p. 427— The Roman church is not Paul’s own so maybe less personal reflections on death and dead Christians here, and less on his own demise.
p. 429—“Realized eschatology did not last long. With regard to human transformation, Philippians and Romans return to the view of 1 Corinthians: the great change will occur at the eschaton.” He never surrendered his conviction that the Lord would soon return, but after 1 Thess. this motif plays a smaller role than the res. Of the dead. [This does not work since Paul believes that res. of believers only happens because Christ returns. The two are linked].
p. 430— Paul’s views on future res. are not entirely compatible with his realized eschatology in 2 Cor. 3-5. He did not work out a systematic both/and combination of immortal soul and subsequent res. body, for example by saying the soul went to heaven until the res. at which time it would be reunited with a transformed body. His main view was transformation of the whole person when Christ returns.
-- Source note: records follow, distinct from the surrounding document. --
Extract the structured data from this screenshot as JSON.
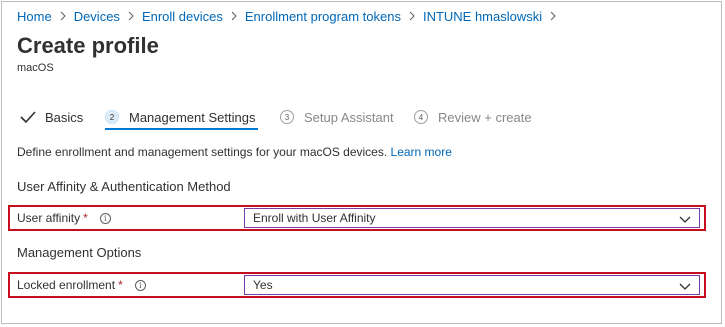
{
  "breadcrumb": [
    "Home",
    "Devices",
    "Enroll devices",
    "Enrollment program tokens",
    "INTUNE hmaslowski"
  ],
  "page": {
    "title": "Create profile",
    "subtitle": "macOS"
  },
  "steps": [
    {
      "number": "",
      "label": "Basics",
      "state": "completed"
    },
    {
      "number": "2",
      "label": "Management Settings",
      "state": "active"
    },
    {
      "number": "3",
      "label": "Setup Assistant",
      "state": "inactive"
    },
    {
      "number": "4",
      "label": "Review + create",
      "state": "inactive"
    }
  ],
  "description": {
    "text": "Define enrollment and management settings for your macOS devices.",
    "link": "Learn more"
  },
  "sections": {
    "auth": "User Affinity & Authentication Method",
    "management": "Management Options"
  },
  "fields": {
    "user_affinity": {
      "label": "User affinity",
      "required": "*",
      "value": "Enroll with User Affinity"
    },
    "locked_enrollment": {
      "label": "Locked enrollment",
      "required": "*",
      "value": "Yes"
    }
  },
  "icons": {
    "info": "info-icon",
    "chevron": "chevron-down-icon",
    "check": "checkmark-icon"
  },
  "colors": {
    "link": "#0067b8",
    "accent": "#0078d4",
    "highlight": "#c50f1f"
  }
}
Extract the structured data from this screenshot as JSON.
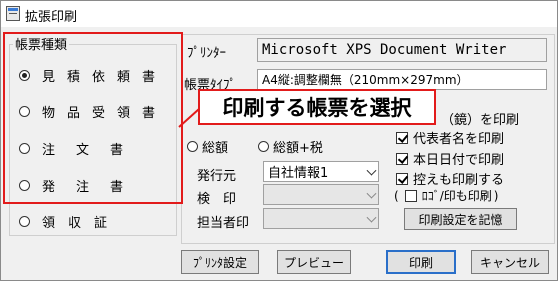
{
  "window": {
    "title": "拡張印刷"
  },
  "form_group": {
    "label": "帳票種類",
    "options": [
      {
        "label": "見積依頼書",
        "selected": true
      },
      {
        "label": "物品受領書",
        "selected": false
      },
      {
        "label": "注　文　書",
        "selected": false
      },
      {
        "label": "発　注　書",
        "selected": false
      },
      {
        "label": "領　収　証",
        "selected": false
      }
    ]
  },
  "printer": {
    "label": "ﾌﾟﾘﾝﾀｰ",
    "value": "Microsoft XPS Document Writer"
  },
  "form_type": {
    "label": "帳票ﾀｲﾌﾟ",
    "value": "A4縦:調整欄無（210mm×297mm）"
  },
  "amount_options": [
    {
      "label": "総額",
      "selected": false
    },
    {
      "label": "総額+税",
      "selected": false
    }
  ],
  "print_options": [
    {
      "label": "（鏡）を印刷",
      "checked": false
    },
    {
      "label": "代表者名を印刷",
      "checked": true
    },
    {
      "label": "本日日付で印刷",
      "checked": true
    },
    {
      "label": "控えも印刷する",
      "checked": true
    },
    {
      "label": "ﾛｺﾞ/印も印刷",
      "checked": false
    }
  ],
  "issuer": {
    "label": "発行元",
    "value": "自社情報1"
  },
  "stamp": {
    "label": "検　印",
    "value": ""
  },
  "person_stamp": {
    "label": "担当者印",
    "value": ""
  },
  "buttons": {
    "save_settings": "印刷設定を記憶",
    "printer_settings": "ﾌﾟﾘﾝﾀ設定",
    "preview": "プレビュー",
    "print": "印刷",
    "cancel": "キャンセル"
  },
  "annotation": {
    "text": "印刷する帳票を選択",
    "color": "#e21b1b"
  }
}
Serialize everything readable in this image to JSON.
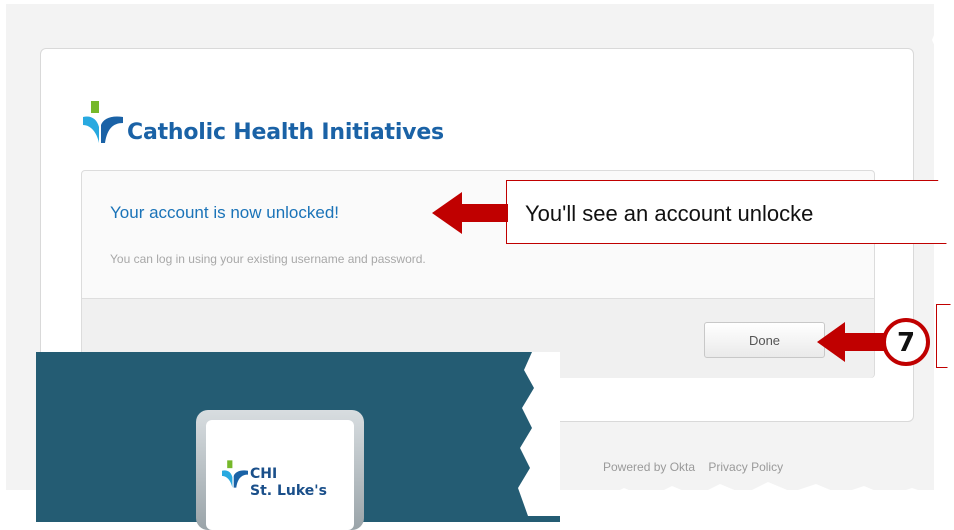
{
  "brand": {
    "org_name": "Catholic Health Initiatives",
    "primary_color": "#1a62a6",
    "accent_green": "#76b82a",
    "accent_cyan": "#28a9e0"
  },
  "message": {
    "title": "Your account is now unlocked!",
    "subtitle": "You can log in using your existing username and password."
  },
  "actions": {
    "done_label": "Done"
  },
  "footer": {
    "powered_by": "Powered by Okta",
    "privacy": "Privacy Policy"
  },
  "annotation": {
    "callout_text": "You'll see an account unlocke",
    "step_number": "7",
    "arrow_color": "#c00000"
  },
  "inset": {
    "line1": "CHI",
    "line2": "St. Luke's",
    "bg_color": "#245c73"
  }
}
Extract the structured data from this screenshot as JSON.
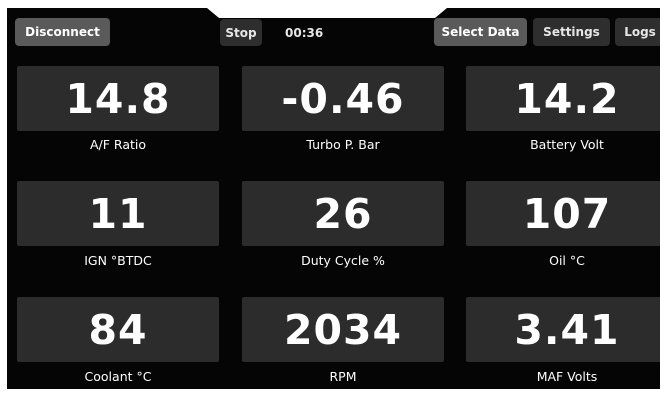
{
  "toolbar": {
    "disconnect_label": "Disconnect",
    "stop_label": "Stop",
    "timer": "00:36",
    "select_data_label": "Select Data",
    "settings_label": "Settings",
    "logs_label": "Logs"
  },
  "gauges": [
    {
      "value": "14.8",
      "label": "A/F Ratio"
    },
    {
      "value": "-0.46",
      "label": "Turbo P. Bar"
    },
    {
      "value": "14.2",
      "label": "Battery Volt"
    },
    {
      "value": "11",
      "label": "IGN °BTDC"
    },
    {
      "value": "26",
      "label": "Duty Cycle %"
    },
    {
      "value": "107",
      "label": "Oil °C"
    },
    {
      "value": "84",
      "label": "Coolant °C"
    },
    {
      "value": "2034",
      "label": "RPM"
    },
    {
      "value": "3.41",
      "label": "MAF Volts"
    }
  ],
  "colors": {
    "background": "#050505",
    "tile": "#2c2c2c",
    "active_button": "#5a5a5a",
    "inactive_button": "#2e2e2e",
    "text": "#ffffff"
  }
}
[On the one hand, Sanders is right about the ad hoc nature of Paul’s comments, theologizing and ethicizing into specific situations and adjusting his verbage accordingly. It absolutely does not follow from this that Paul was not a thorough and systematic thinker, or that he was caught out when some Christians died in Thessalonike, and he had to come up with an response on the spot to dead Christians. Is there development in Paul’s thinking? Yes the nearer he came to death, or the more dangerous situations he was in, the more apt he was to talk about dying and going to be with the Lord. There is a connection, but its not the one Sanders thinks. Paul shows no anxiety about the supposed delay of the Parousia. He affirms the idea of parousia until the end as he does the future res. Possible imminence of either does not lead to speculation or theological adjustments engendered by ‘delay’ of either. Delayed parousia is not a category in Paul’s eschatology and it does not explain the development in his thought.]